(Material shown Opens)

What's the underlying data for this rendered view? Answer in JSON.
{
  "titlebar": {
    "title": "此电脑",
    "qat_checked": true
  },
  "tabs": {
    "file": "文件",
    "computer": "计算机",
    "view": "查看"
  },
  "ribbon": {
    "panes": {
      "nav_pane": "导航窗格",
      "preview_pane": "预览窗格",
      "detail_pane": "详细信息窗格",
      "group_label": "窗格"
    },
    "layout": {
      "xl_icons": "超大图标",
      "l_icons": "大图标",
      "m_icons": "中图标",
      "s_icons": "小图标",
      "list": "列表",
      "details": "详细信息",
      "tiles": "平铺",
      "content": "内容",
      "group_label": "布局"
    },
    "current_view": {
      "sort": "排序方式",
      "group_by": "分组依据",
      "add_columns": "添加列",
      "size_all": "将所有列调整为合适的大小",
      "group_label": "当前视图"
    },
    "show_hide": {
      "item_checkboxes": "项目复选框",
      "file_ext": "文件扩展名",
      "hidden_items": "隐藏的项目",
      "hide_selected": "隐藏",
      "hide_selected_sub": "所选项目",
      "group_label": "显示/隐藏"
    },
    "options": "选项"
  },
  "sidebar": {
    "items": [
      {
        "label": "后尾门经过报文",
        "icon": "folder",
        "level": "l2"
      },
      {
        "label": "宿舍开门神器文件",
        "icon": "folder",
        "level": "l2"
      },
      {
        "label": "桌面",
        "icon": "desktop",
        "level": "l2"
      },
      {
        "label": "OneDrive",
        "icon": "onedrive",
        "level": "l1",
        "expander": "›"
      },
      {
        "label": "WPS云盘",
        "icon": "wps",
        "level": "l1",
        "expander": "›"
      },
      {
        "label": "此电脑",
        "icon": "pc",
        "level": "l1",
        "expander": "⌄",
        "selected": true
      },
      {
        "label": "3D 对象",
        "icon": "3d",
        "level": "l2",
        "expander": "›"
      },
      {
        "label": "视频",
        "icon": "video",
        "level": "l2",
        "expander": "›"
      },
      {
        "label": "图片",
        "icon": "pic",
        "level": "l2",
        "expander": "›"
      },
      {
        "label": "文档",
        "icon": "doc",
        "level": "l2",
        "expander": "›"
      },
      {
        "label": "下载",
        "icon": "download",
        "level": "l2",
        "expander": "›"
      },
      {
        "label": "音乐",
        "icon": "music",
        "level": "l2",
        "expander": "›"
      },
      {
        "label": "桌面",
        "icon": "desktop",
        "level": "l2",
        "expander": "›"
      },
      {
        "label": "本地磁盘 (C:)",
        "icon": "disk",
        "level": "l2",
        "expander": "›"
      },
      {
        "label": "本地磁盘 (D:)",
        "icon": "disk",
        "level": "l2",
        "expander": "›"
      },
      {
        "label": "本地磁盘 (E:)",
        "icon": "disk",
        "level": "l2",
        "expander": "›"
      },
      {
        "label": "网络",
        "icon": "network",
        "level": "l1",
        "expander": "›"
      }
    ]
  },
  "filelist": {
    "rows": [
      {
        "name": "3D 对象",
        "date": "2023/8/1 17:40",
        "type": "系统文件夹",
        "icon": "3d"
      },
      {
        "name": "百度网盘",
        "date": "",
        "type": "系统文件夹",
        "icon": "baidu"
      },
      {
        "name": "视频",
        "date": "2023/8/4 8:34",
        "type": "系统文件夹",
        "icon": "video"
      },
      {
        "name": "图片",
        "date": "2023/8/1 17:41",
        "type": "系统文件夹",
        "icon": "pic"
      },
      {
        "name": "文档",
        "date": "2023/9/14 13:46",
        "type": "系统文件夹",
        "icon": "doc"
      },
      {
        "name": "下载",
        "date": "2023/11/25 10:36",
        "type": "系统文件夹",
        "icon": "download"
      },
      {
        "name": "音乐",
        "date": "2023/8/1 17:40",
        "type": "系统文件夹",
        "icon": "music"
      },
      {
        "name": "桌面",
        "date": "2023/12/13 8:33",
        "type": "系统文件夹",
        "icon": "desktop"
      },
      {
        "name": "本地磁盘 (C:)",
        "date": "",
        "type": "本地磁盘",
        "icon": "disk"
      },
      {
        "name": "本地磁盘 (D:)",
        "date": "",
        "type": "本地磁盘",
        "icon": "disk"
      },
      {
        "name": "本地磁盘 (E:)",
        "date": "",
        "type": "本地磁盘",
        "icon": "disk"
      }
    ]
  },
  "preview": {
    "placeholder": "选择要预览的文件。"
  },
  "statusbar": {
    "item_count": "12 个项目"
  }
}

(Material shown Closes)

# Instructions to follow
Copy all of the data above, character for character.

# Written solution
What's the underlying data for this rendered view? Answer in JSON.
{
  "titlebar": {
    "title": "此电脑",
    "qat_checked": true
  },
  "tabs": {
    "file": "文件",
    "computer": "计算机",
    "view": "查看"
  },
  "ribbon": {
    "panes": {
      "nav_pane": "导航窗格",
      "preview_pane": "预览窗格",
      "detail_pane": "详细信息窗格",
      "group_label": "窗格"
    },
    "layout": {
      "xl_icons": "超大图标",
      "l_icons": "大图标",
      "m_icons": "中图标",
      "s_icons": "小图标",
      "list": "列表",
      "details": "详细信息",
      "tiles": "平铺",
      "content": "内容",
      "group_label": "布局"
    },
    "current_view": {
      "sort": "排序方式",
      "group_by": "分组依据",
      "add_columns": "添加列",
      "size_all": "将所有列调整为合适的大小",
      "group_label": "当前视图"
    },
    "show_hide": {
      "item_checkboxes": "项目复选框",
      "file_ext": "文件扩展名",
      "hidden_items": "隐藏的项目",
      "hide_selected": "隐藏",
      "hide_selected_sub": "所选项目",
      "group_label": "显示/隐藏"
    },
    "options": "选项"
  },
  "sidebar": {
    "items": [
      {
        "label": "后尾门经过报文",
        "icon": "folder",
        "level": "l2"
      },
      {
        "label": "宿舍开门神器文件",
        "icon": "folder",
        "level": "l2"
      },
      {
        "label": "桌面",
        "icon": "desktop",
        "level": "l2"
      },
      {
        "label": "OneDrive",
        "icon": "onedrive",
        "level": "l1",
        "expander": "›"
      },
      {
        "label": "WPS云盘",
        "icon": "wps",
        "level": "l1",
        "expander": "›"
      },
      {
        "label": "此电脑",
        "icon": "pc",
        "level": "l1",
        "expander": "⌄",
        "selected": true
      },
      {
        "label": "3D 对象",
        "icon": "3d",
        "level": "l2",
        "expander": "›"
      },
      {
        "label": "视频",
        "icon": "video",
        "level": "l2",
        "expander": "›"
      },
      {
        "label": "图片",
        "icon": "pic",
        "level": "l2",
        "expander": "›"
      },
      {
        "label": "文档",
        "icon": "doc",
        "level": "l2",
        "expander": "›"
      },
      {
        "label": "下载",
        "icon": "download",
        "level": "l2",
        "expander": "›"
      },
      {
        "label": "音乐",
        "icon": "music",
        "level": "l2",
        "expander": "›"
      },
      {
        "label": "桌面",
        "icon": "desktop",
        "level": "l2",
        "expander": "›"
      },
      {
        "label": "本地磁盘 (C:)",
        "icon": "disk",
        "level": "l2",
        "expander": "›"
      },
      {
        "label": "本地磁盘 (D:)",
        "icon": "disk",
        "level": "l2",
        "expander": "›"
      },
      {
        "label": "本地磁盘 (E:)",
        "icon": "disk",
        "level": "l2",
        "expander": "›"
      },
      {
        "label": "网络",
        "icon": "network",
        "level": "l1",
        "expander": "›"
      }
    ]
  },
  "filelist": {
    "rows": [
      {
        "name": "3D 对象",
        "date": "2023/8/1 17:40",
        "type": "系统文件夹",
        "icon": "3d"
      },
      {
        "name": "百度网盘",
        "date": "",
        "type": "系统文件夹",
        "icon": "baidu"
      },
      {
        "name": "视频",
        "date": "2023/8/4 8:34",
        "type": "系统文件夹",
        "icon": "video"
      },
      {
        "name": "图片",
        "date": "2023/8/1 17:41",
        "type": "系统文件夹",
        "icon": "pic"
      },
      {
        "name": "文档",
        "date": "2023/9/14 13:46",
        "type": "系统文件夹",
        "icon": "doc"
      },
      {
        "name": "下载",
        "date": "2023/11/25 10:36",
        "type": "系统文件夹",
        "icon": "download"
      },
      {
        "name": "音乐",
        "date": "2023/8/1 17:40",
        "type": "系统文件夹",
        "icon": "music"
      },
      {
        "name": "桌面",
        "date": "2023/12/13 8:33",
        "type": "系统文件夹",
        "icon": "desktop"
      },
      {
        "name": "本地磁盘 (C:)",
        "date": "",
        "type": "本地磁盘",
        "icon": "disk"
      },
      {
        "name": "本地磁盘 (D:)",
        "date": "",
        "type": "本地磁盘",
        "icon": "disk"
      },
      {
        "name": "本地磁盘 (E:)",
        "date": "",
        "type": "本地磁盘",
        "icon": "disk"
      }
    ]
  },
  "preview": {
    "placeholder": "选择要预览的文件。"
  },
  "statusbar": {
    "item_count": "12 个项目"
  }
}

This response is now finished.